(Items listed in a dataset)
___
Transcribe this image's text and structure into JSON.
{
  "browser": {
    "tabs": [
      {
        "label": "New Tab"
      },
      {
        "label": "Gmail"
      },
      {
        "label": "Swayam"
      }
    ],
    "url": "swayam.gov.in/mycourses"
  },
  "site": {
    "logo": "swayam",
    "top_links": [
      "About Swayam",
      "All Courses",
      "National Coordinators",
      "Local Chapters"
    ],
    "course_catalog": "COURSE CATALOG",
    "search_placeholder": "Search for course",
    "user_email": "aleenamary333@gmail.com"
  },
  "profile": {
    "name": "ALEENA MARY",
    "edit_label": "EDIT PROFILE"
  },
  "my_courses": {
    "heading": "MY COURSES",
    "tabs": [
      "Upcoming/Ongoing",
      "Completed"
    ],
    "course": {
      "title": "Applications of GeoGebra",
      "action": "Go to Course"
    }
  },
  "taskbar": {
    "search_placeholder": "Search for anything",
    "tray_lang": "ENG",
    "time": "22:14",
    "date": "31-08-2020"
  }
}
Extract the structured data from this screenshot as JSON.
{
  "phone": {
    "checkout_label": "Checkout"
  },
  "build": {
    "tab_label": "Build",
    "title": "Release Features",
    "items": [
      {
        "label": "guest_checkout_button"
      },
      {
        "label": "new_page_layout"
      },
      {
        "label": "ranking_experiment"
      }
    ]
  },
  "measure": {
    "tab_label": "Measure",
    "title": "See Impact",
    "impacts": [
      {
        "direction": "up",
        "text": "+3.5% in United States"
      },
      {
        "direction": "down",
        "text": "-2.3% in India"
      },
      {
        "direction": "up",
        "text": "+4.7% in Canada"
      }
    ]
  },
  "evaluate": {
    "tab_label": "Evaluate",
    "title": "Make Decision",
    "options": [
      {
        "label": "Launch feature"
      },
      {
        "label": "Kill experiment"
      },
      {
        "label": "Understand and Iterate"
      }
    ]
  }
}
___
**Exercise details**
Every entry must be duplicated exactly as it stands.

**Output for this exercise**
Transcribe this image's text and structure into JSON.
{
  "browser": {
    "tabs": [
      {
        "label": "New Tab"
      },
      {
        "label": "Gmail"
      },
      {
        "label": "Swayam"
      }
    ],
    "url": "swayam.gov.in/mycourses"
  },
  "site": {
    "logo": "swayam",
    "top_links": [
      "About Swayam",
      "All Courses",
      "National Coordinators",
      "Local Chapters"
    ],
    "course_catalog": "COURSE CATALOG",
    "search_placeholder": "Search for course",
    "user_email": "aleenamary333@gmail.com"
  },
  "profile": {
    "name": "ALEENA MARY",
    "edit_label": "EDIT PROFILE"
  },
  "my_courses": {
    "heading": "MY COURSES",
    "tabs": [
      "Upcoming/Ongoing",
      "Completed"
    ],
    "course": {
      "title": "Applications of GeoGebra",
      "action": "Go to Course"
    }
  },
  "taskbar": {
    "search_placeholder": "Search for anything",
    "tray_lang": "ENG",
    "time": "22:14",
    "date": "31-08-2020"
  }
}
Extract the structured data from this screenshot as JSON.
{
  "phone": {
    "checkout_label": "Checkout"
  },
  "build": {
    "tab_label": "Build",
    "title": "Release Features",
    "items": [
      {
        "label": "guest_checkout_button"
      },
      {
        "label": "new_page_layout"
      },
      {
        "label": "ranking_experiment"
      }
    ]
  },
  "measure": {
    "tab_label": "Measure",
    "title": "See Impact",
    "impacts": [
      {
        "direction": "up",
        "text": "+3.5% in United States"
      },
      {
        "direction": "down",
        "text": "-2.3% in India"
      },
      {
        "direction": "up",
        "text": "+4.7% in Canada"
      }
    ]
  },
  "evaluate": {
    "tab_label": "Evaluate",
    "title": "Make Decision",
    "options": [
      {
        "label": "Launch feature"
      },
      {
        "label": "Kill experiment"
      },
      {
        "label": "Understand and Iterate"
      }
    ]
  }
}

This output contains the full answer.